───── Task input ─────
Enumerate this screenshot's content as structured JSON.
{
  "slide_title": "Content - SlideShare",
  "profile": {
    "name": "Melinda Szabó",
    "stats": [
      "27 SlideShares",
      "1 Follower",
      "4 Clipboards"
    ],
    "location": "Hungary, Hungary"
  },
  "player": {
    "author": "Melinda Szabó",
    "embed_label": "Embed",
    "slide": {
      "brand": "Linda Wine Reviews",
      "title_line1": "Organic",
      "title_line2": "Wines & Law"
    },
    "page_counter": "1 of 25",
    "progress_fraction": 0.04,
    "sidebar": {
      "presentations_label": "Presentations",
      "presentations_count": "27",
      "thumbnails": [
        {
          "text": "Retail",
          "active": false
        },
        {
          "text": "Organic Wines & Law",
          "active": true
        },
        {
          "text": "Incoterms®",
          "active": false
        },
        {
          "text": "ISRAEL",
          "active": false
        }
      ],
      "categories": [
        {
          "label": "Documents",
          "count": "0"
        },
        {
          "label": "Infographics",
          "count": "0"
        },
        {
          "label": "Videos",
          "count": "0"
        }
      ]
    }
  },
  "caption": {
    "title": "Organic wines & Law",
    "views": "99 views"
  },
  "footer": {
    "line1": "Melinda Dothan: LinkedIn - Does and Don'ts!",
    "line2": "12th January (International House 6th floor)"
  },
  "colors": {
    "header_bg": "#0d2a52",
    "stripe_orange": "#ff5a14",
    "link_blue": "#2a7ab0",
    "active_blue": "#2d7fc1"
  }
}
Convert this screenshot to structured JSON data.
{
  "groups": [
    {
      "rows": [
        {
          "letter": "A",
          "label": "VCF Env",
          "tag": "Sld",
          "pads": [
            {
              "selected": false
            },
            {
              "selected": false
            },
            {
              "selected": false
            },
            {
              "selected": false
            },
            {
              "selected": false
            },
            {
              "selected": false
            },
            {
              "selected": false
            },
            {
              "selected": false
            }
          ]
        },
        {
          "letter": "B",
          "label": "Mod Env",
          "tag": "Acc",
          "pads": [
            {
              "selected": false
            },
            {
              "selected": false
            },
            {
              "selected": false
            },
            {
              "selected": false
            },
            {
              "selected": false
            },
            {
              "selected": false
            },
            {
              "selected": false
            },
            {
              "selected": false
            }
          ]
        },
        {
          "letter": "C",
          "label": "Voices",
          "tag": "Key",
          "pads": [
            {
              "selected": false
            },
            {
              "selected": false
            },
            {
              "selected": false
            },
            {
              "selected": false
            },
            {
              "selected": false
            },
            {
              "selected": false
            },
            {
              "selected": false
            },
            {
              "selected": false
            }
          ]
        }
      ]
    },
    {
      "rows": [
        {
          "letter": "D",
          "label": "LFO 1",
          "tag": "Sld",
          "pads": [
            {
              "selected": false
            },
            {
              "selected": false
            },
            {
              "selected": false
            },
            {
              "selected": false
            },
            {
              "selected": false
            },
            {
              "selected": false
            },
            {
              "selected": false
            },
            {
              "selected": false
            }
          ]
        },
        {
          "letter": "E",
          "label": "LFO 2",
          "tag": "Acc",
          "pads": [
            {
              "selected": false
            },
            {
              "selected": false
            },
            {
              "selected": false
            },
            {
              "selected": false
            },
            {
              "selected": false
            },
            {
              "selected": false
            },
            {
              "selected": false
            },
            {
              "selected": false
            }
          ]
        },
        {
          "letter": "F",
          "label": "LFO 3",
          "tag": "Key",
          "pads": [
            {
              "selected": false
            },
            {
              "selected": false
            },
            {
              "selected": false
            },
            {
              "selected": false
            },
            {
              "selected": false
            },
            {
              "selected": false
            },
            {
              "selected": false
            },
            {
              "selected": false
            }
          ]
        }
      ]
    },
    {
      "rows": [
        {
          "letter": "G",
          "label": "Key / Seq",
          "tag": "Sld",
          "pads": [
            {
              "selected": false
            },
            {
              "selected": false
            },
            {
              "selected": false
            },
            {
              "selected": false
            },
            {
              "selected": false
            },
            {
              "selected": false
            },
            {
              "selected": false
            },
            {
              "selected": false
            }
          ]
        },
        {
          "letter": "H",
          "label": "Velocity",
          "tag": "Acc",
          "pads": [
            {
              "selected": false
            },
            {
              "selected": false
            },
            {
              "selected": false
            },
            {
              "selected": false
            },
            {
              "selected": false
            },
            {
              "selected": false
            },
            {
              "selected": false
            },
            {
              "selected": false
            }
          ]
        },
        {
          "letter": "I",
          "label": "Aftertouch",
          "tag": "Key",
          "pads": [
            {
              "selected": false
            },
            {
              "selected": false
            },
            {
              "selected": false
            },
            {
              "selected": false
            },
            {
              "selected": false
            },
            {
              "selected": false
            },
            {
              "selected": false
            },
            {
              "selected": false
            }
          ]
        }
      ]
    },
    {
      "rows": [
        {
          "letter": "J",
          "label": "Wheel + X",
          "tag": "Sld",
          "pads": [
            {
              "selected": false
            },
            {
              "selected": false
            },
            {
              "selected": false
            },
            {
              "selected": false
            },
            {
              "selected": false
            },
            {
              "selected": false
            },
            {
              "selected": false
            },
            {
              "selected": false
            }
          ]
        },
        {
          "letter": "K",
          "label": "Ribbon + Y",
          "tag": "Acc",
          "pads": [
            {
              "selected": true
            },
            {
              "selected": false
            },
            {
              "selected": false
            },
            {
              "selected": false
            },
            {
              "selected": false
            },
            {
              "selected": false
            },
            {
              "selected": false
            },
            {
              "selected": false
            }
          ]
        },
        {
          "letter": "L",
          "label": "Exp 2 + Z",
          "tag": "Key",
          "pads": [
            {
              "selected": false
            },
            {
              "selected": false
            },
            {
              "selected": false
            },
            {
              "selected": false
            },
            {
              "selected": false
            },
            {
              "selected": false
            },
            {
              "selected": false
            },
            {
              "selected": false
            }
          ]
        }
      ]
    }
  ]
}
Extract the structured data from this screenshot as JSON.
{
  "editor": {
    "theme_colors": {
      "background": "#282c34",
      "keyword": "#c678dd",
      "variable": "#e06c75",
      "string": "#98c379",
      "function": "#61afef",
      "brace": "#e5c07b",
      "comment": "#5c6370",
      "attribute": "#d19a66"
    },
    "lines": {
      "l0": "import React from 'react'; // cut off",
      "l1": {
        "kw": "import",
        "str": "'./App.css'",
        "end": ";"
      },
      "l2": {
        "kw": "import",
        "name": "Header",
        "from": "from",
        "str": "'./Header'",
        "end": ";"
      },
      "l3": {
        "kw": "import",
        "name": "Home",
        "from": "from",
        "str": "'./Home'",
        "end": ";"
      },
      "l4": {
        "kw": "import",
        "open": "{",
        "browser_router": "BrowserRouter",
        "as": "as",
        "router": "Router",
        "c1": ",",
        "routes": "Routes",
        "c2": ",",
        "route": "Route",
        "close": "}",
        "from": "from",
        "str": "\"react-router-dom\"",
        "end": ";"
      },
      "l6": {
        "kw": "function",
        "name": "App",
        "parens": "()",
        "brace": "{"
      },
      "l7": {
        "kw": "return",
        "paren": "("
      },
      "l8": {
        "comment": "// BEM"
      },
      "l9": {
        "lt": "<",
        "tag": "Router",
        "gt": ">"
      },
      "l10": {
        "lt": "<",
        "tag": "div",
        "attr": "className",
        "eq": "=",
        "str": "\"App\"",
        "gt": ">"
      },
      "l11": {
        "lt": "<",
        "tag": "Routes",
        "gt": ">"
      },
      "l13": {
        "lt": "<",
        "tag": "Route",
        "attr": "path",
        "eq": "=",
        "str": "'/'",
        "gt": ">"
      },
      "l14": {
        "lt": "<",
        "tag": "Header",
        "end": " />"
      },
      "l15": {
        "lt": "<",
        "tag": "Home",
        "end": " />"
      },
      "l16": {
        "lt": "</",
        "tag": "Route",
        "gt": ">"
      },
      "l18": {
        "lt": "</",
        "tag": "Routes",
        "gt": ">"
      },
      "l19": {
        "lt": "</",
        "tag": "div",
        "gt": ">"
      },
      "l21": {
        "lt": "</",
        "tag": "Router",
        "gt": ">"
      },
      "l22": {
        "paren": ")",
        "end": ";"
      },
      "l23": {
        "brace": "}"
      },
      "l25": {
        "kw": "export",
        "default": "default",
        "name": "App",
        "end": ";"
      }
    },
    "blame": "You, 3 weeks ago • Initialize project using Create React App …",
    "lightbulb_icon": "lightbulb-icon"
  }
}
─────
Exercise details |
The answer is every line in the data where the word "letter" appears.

Written response |
          "letter": "A",
          "letter": "B",
          "letter": "C",
          "letter": "D",
          "letter": "E",
          "letter": "F",
          "letter": "G",
          "letter": "H",
          "letter": "I",
          "letter": "J",
          "letter": "K",
          "letter": "L",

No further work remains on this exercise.